• **DATASET ENTRIES**
*** Block opens ***

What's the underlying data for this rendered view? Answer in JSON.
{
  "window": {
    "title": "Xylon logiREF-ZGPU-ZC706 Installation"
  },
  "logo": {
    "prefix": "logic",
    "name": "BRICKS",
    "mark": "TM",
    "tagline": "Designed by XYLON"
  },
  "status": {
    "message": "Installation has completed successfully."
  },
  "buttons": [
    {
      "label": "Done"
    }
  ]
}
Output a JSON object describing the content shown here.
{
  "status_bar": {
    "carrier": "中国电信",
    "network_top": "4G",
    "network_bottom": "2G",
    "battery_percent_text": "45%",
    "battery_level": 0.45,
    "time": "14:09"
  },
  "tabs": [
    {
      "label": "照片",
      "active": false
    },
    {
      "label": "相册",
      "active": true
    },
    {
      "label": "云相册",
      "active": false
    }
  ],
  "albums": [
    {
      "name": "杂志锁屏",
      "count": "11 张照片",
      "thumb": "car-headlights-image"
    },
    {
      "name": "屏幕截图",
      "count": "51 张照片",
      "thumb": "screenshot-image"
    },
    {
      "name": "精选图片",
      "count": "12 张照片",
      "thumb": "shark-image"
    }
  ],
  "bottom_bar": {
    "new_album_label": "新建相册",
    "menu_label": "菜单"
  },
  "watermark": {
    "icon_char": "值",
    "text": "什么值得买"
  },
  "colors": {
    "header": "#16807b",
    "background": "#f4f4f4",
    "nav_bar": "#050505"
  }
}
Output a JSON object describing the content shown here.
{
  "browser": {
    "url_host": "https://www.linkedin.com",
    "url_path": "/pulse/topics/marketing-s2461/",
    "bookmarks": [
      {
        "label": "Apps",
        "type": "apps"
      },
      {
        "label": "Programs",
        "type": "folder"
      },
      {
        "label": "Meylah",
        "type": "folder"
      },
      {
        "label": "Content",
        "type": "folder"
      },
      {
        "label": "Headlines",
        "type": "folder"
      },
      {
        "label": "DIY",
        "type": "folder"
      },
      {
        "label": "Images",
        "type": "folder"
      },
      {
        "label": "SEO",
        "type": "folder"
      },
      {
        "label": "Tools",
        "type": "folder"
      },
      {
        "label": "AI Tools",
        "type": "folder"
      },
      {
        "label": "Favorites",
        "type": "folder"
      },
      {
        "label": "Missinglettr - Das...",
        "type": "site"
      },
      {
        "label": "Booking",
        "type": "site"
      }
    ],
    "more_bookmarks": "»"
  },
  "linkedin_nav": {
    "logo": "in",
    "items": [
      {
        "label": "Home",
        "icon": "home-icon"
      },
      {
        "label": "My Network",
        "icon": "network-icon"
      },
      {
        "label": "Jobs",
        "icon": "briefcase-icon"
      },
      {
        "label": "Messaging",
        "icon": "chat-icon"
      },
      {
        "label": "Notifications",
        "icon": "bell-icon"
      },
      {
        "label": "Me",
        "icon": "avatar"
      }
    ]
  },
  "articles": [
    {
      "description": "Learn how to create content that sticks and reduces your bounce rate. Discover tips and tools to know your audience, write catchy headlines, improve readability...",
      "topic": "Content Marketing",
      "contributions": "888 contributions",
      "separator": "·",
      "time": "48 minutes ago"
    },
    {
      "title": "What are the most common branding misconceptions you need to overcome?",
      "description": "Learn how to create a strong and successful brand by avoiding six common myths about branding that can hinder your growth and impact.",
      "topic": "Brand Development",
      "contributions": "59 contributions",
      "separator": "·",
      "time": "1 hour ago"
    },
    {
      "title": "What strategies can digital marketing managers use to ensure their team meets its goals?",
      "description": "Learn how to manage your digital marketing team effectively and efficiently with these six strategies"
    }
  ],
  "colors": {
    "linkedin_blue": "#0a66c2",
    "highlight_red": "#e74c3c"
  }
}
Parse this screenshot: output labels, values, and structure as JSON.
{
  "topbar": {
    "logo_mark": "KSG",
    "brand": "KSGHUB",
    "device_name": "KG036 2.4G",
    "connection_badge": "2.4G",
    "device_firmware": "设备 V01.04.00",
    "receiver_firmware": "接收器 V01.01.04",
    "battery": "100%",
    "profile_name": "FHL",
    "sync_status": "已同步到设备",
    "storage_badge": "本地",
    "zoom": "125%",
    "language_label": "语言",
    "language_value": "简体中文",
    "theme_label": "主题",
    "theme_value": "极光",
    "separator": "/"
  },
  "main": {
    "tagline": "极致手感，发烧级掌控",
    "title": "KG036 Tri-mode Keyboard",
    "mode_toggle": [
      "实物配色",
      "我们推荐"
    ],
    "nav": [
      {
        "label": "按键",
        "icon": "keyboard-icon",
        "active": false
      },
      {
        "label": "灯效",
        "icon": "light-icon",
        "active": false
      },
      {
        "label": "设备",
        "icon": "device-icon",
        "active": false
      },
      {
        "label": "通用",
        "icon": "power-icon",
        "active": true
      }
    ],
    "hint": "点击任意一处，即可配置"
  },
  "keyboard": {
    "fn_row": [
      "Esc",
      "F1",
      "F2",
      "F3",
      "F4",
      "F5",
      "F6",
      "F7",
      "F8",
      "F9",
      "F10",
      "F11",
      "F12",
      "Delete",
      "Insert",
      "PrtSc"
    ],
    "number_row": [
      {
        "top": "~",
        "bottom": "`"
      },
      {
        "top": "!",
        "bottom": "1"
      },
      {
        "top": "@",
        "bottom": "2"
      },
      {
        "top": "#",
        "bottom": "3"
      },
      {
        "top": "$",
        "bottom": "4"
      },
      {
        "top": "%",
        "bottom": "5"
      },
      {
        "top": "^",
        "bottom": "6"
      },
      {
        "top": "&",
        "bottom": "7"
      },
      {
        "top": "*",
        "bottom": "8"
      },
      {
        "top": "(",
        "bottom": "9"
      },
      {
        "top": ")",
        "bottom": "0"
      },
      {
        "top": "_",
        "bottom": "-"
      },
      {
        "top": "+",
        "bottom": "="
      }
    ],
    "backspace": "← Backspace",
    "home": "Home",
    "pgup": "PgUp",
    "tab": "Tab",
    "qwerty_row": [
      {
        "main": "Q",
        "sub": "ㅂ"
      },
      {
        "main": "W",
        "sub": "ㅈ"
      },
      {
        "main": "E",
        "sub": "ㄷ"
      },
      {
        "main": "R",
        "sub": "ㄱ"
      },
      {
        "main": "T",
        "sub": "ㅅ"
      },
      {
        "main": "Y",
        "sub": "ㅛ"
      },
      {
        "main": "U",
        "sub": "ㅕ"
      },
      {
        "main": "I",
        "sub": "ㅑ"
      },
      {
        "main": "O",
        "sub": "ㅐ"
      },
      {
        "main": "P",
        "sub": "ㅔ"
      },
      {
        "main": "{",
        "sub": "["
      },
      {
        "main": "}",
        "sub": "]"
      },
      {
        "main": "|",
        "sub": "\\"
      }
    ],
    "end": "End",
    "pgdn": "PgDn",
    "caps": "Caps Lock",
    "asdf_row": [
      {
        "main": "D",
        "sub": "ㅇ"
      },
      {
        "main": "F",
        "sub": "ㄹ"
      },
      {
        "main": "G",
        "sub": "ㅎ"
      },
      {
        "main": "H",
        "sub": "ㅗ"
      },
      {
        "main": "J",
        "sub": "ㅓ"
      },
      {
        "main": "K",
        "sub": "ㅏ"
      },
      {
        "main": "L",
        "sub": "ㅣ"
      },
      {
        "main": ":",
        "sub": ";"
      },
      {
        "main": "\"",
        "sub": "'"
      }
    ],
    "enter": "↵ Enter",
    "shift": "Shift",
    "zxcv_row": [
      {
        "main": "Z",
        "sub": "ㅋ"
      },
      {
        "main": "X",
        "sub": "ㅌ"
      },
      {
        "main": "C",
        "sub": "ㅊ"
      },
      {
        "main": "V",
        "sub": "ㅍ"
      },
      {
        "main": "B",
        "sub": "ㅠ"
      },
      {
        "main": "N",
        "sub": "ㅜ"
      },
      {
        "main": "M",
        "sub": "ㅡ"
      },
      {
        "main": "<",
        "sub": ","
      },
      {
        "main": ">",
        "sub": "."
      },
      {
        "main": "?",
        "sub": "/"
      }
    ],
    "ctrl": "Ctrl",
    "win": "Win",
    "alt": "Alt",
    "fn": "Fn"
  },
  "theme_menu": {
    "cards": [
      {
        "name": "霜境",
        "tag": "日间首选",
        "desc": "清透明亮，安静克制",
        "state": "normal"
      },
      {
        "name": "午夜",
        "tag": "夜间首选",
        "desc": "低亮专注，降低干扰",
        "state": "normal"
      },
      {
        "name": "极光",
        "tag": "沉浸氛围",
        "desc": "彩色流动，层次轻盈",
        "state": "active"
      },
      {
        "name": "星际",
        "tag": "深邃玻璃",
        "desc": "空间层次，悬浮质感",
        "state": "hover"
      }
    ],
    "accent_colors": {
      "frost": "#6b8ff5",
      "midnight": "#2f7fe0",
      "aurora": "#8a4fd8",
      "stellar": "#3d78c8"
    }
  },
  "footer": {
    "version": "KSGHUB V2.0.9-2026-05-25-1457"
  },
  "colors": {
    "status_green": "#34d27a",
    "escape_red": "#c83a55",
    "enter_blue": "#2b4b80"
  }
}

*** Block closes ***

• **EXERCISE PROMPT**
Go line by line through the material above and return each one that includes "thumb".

• **RESULT OF THE EXERCISE**
      "thumb": "car-headlights-image"
      "thumb": "screenshot-image"
      "thumb": "shark-image"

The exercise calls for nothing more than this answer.